Here are the 3 easy steps for how to cook pumpkin seeds in 15 minutes:
1. Scoop seeds out of the pumpkin and straight into a 1 cup measuring cup.
2. Add oil to this proportion: 1 teaspoon to 1 cup seeds.
3. Transfer to a parchment-paper lined (or greased) baking sheet, sprinkle with kosher salt and roast for 15 minutes in a preheated 400 degree oven.
And that’s how easy it can be!
I’ve seen recipes with up to 11 steps…and bake times of up to an hour. But the above 3 steps will work great for pumpkin seeds, butternut squash seeds and just about any winter squash seeds (check out Deanna’s recipe for Sugar & Spice Butternut Squash Seeds!)
Now while my instructions for how to cook pumpkin seeds were only 3 steps long, the notes are longer. They are not essential to the recipe – but may helpful:
1. No need to wash the seeds – For years, I dutifully washed off all the pumpkin “guts” (as my husband calls the stringy pulp.) But last year, a friend mentioned she didn’t. And wow, when I tried it, the few bits of remaining stringy pulp just added a little crispy texture (and if you’re lucky, you’ll get a few bits of roasted sweet pumpkin flesh!) Your seeds may not be the prettiest punkin’s at the party, but they will be the easiest and speediest.
2. No need to soak the seeds in water – If they are fresh from the pumpkin, they are plump enough.
3. No need to dry your seeds overnight, or even to pat them dry with a towel – Even seeds that are still slimy from being newly harvested from the inside of a pumpkin cavity will absorb and be coated with enough oil to toast a little and to make the salt stick. And really, who needs seeds so slippery they make an oil slick on your finger tips?

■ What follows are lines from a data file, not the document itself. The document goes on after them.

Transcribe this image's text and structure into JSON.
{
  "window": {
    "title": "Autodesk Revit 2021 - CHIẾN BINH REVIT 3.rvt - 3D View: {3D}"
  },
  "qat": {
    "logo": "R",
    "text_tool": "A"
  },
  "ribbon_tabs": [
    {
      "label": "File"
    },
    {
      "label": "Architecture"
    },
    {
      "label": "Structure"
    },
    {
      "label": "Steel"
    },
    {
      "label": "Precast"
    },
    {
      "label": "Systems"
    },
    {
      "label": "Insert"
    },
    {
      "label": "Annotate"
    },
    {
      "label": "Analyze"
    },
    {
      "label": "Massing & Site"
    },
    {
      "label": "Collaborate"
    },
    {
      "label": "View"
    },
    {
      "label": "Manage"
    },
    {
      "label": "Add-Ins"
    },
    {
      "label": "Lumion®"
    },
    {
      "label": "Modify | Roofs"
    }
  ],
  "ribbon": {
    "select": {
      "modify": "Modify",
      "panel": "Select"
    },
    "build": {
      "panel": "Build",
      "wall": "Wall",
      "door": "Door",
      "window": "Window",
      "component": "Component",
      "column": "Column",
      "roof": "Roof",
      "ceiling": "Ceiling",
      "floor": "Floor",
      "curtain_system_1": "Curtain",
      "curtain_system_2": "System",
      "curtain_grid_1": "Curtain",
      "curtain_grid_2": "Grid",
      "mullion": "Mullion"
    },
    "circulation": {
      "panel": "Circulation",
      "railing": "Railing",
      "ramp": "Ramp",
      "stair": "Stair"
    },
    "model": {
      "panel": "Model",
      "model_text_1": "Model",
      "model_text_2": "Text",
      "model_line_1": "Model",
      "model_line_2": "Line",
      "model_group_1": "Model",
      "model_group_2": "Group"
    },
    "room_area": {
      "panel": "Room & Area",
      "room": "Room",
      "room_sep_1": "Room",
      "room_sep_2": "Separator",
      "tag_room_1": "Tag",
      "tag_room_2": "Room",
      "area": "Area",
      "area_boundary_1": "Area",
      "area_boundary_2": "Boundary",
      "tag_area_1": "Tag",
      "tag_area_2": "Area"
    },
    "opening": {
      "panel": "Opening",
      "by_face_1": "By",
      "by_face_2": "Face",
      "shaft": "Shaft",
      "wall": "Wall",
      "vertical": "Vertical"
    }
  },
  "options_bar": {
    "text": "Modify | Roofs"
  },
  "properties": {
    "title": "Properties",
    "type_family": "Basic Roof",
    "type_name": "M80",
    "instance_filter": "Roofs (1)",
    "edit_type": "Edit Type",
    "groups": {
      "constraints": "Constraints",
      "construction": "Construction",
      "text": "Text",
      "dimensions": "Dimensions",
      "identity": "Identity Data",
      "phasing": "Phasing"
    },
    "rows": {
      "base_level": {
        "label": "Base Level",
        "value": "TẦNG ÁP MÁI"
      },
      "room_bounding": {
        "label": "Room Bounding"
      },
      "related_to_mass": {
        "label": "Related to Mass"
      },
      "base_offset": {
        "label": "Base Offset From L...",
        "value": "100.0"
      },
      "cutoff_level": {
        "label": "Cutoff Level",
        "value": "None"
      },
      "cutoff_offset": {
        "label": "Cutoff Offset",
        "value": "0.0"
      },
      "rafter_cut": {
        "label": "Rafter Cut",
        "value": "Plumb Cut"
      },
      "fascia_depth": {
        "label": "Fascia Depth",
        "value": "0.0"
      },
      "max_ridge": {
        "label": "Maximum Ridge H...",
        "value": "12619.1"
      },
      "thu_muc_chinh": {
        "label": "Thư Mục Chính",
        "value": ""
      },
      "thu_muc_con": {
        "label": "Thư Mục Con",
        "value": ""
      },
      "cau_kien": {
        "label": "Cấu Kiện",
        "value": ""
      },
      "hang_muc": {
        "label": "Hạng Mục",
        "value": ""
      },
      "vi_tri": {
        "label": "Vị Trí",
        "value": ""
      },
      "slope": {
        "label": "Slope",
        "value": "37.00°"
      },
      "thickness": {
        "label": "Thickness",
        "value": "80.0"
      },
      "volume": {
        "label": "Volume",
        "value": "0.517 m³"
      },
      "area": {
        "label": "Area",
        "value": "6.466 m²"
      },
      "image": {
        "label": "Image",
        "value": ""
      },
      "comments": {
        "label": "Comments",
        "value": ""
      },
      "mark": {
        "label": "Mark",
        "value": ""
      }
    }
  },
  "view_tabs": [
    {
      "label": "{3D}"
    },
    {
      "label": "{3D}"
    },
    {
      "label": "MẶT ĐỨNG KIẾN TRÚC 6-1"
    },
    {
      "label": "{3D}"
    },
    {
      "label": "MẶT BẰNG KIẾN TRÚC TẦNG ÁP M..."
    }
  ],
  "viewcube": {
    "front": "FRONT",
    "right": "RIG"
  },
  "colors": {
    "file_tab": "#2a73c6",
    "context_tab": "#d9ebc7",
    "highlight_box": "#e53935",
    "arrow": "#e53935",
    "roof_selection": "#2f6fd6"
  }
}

4. Oven time and temp may vary – The 15 minutes at 400-degrees produced crunchy, toasty and barely golden seeds on my oven’s convection setting. I also tested seeds on regular (non-convection setting) and the seeds got really golden (not burnt – but close) at 375-degrees after 20 minutes. So WATCH CAREFULLY. Also, my seeds were from a small-ish pumpkin, so if your seeds are larger, you may roast a little longer.
5. Stirring isn’t necessary – Since you are blasting the seeds with high heat for a short time, they get crunchy toasty throughout without stirring.
6. Spice them up to your heart’s content – I usually just add salt because we’re at the beginning of the pumpkin season and my kids, husband and I eat a pumpkin-full of seeds in one sitting. So, why mess with a simply delicious thing?
We are still 16 days from Halloween and 44 days from Thanksgiving, there will many more seeds to roast; and when I do, I plan to try these recipes from fellow bloggers:
And lastly, a bit about the nutrition super-stardom of the seeds. Pumpkin seeds are rich in:
Good (monounsaturated) fatty acids – Great for heart health
Vitamin E – A potent antioxidant that’s harder to get in fruits and veggies because it’s fat-soluble
B-vitamins – To help in metabolism and possibly reduce anxiety
Protein – About 8 grams in a 1/4-cup serving
Amino acids tryptophan and glutamate – Which may help with healthy sleep
Iron, copper, manganese, potassium, zinc, calcium and selenium – Essential minerals that are also hard to find in fruits and veggies
Fiber – Obviously, with all those edible shells around the green pumpkin pepita seed in the center!
Have you roasted pumpkin seeds yet this year? Plain salt or fancy flavored?